Research In Action
Research In Action
Children in schools often use a more ‘hidden’ form of aggression, called relational aggression, which is behavior such as exclusion or spreading rumors that aims to damage someone’s relationships or social status. Relationally aggressive youth often negatively influence the social and academic environment at school, resulting in an increased risk for depression, anxiety, physical complaints, and conduct problems among those who experience relational aggression. However, these aggressive behaviors are more difficult to detect, and children and teachers often perceive them differently.

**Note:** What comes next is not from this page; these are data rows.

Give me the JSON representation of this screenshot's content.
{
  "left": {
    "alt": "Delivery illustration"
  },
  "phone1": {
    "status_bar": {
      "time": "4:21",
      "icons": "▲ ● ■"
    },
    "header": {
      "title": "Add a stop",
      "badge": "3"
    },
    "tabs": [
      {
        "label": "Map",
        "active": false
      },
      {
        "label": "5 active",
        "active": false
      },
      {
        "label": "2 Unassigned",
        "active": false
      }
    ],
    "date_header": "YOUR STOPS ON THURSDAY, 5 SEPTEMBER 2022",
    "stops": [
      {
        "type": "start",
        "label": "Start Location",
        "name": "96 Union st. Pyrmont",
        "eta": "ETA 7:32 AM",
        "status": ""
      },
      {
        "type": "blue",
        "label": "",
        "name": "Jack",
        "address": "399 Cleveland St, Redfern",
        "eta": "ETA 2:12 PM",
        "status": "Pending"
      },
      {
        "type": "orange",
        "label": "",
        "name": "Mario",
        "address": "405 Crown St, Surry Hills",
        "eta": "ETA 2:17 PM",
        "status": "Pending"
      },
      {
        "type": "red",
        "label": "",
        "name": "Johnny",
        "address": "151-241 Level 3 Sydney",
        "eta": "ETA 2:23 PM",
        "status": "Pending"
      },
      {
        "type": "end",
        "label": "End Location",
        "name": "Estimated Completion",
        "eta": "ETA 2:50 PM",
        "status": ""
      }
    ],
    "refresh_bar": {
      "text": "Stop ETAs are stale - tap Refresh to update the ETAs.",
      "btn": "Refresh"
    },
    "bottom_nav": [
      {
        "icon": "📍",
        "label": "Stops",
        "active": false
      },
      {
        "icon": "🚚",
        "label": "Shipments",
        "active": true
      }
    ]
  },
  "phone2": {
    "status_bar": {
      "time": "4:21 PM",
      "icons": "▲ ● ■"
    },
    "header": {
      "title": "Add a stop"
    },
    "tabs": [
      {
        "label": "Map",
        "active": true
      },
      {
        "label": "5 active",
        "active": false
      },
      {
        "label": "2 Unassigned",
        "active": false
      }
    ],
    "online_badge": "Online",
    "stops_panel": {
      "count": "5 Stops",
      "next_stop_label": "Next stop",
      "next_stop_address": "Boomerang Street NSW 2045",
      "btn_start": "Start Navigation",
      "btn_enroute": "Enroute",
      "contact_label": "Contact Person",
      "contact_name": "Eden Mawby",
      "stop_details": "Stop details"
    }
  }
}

To target school-based prevention and intervention programs to those most in need, my Center for Violence Prevention (CVP) colleague Stephen Leff, PhD and I joined researchers from Drexel University to publish a recent study that helps improve the identification of relationally aggressive students. Rating tools were administered in 11 third through fifth-grade classrooms to identify relationally aggressive students. These data were then analyzed to determine the likelihood of a student being identified as relationally aggressive by their teacher and/or peers or not identified as relationally aggressive by either group. We explored numerous factors that may contribute to the identification of relationally aggressive students, including their academic competence, social skills, popularity, and gender.
Teachers May Not Notice Harmful Aggressive Behaviors

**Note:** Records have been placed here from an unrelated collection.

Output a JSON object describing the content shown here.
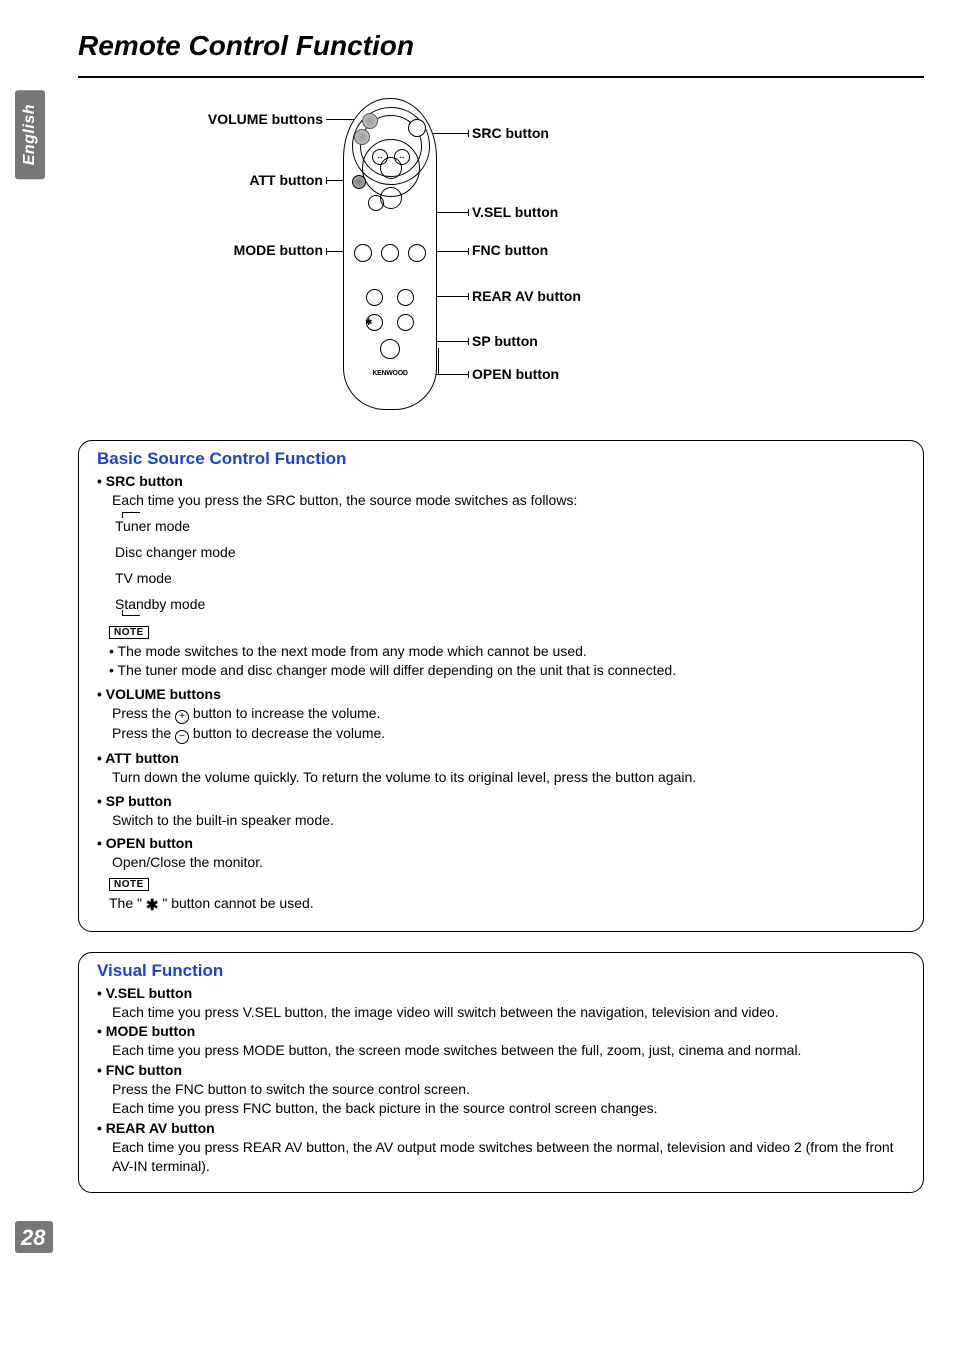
{
  "lang_tab": "English",
  "page_title": "Remote Control Function",
  "page_number": "28",
  "diagram": {
    "left": {
      "volume": "VOLUME buttons",
      "att": "ATT button",
      "mode": "MODE button"
    },
    "right": {
      "src": "SRC button",
      "vsel": "V.SEL button",
      "fnc": "FNC button",
      "rearav": "REAR AV button",
      "sp": "SP button",
      "open": "OPEN button"
    },
    "brand": "KENWOOD"
  },
  "section1": {
    "title": "Basic Source Control Function",
    "src": {
      "head": "SRC button",
      "body": "Each time you press the SRC button, the source mode switches as follows:",
      "modes": {
        "tuner": "Tuner mode",
        "disc": "Disc changer mode",
        "tv": "TV mode",
        "standby": "Standby mode"
      }
    },
    "note1_label": "NOTE",
    "note1_a": "The mode switches to the next mode from any mode which cannot be used.",
    "note1_b": "The tuner mode and disc changer mode will differ depending on the unit that is connected.",
    "volume": {
      "head": "VOLUME buttons",
      "line1a": "Press the ",
      "line1b": " button to increase the volume.",
      "line2a": "Press the ",
      "line2b": " button to decrease the volume."
    },
    "att": {
      "head": "ATT button",
      "body": "Turn down the volume quickly. To return the volume to its original level, press the button again."
    },
    "sp": {
      "head": "SP button",
      "body": "Switch to the built-in speaker mode."
    },
    "open": {
      "head": "OPEN button",
      "body": "Open/Close the monitor."
    },
    "note2_label": "NOTE",
    "note2_a": "The \" ",
    "note2_b": " \" button cannot be used."
  },
  "section2": {
    "title": "Visual Function",
    "vsel": {
      "head": "V.SEL button",
      "body": "Each time you press V.SEL button, the image video will switch between the navigation, television and video."
    },
    "mode": {
      "head": "MODE button",
      "body": "Each time you press MODE button, the screen mode switches between the full, zoom, just, cinema and normal."
    },
    "fnc": {
      "head": "FNC button",
      "body1": "Press the FNC button to switch the source control screen.",
      "body2": "Each time you press FNC button, the back picture in the source control screen changes."
    },
    "rearav": {
      "head": "REAR AV button",
      "body": "Each time you press REAR AV button, the AV output mode switches between the normal, television and video 2 (from the front AV-IN terminal)."
    }
  }
}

We found that:
- 10% of students were identified as relationally aggressive by their peers but not their teacher.
- Female students were more likely to be identified as relationally aggressive by both their teacher and peers.

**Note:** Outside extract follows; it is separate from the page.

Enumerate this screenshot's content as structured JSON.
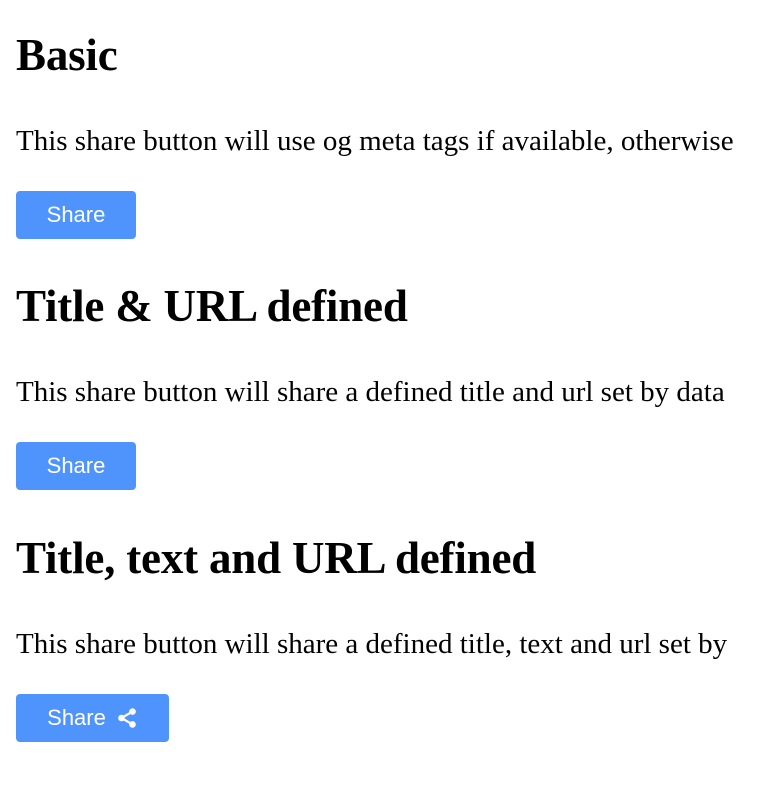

- Students with higher levels of academic competence were more likely to be identified by their peers, but not their teacher.
- These students’ academic characteristics of participation and motivation potentially blinded teachers from seeing these harmful aggressive behaviors.
This study highlights the importance of getting information about more subtle relationally aggressive behaviors from not just teachers, but also from other peers at school. It also suggests that additional teacher training may be needed since a certain percentage of children who use relational aggression are not being noticed by teachers. An example of teacher training is the Bullying Classroom Check-Up (BCCU) program, developed as a collaboration between CVP and colleagues at Johns Hopkins School of Public Health, which helps teachers through coaching and guided practice to identify and respond to all types of aggressive behaviors, with a strong focus on the more subtle and often overlooked relationally aggressive behaviors.
The Mentorship Experience
The first author of the paper, Chandler Puhy, was a master’s student, and as her mentor for her thesis, we discussed how relationally aggressive kids are often socially strong, popular (not necessarily well-liked), and may not be disruptive in an overt way. She felt this would likely impact how teachers and peers could see these children differently. Peer reports in elementary school, where one child reports on all kids in a classroom and then an average per kid is created using all kids in that classroom, are costly and time-consuming to gather.
Together we also wondered if teacher report was used, how many children would not be identified as compared to peer reports. We also discussed if there was a mismatch between informants--was it due to more positive skills like academic engagement that masked the socially manipulative behaviors? The result was this paper, and it really helps us to understand the importance of multiple informants; if there are instances where peer report is cost or time prohibitive, we also know how many children might not be identified and would still need intervention services. This also highlights an area for future research to uncover ways to help teachers, who are often on the “front lines,” in identifying all forms of aggression.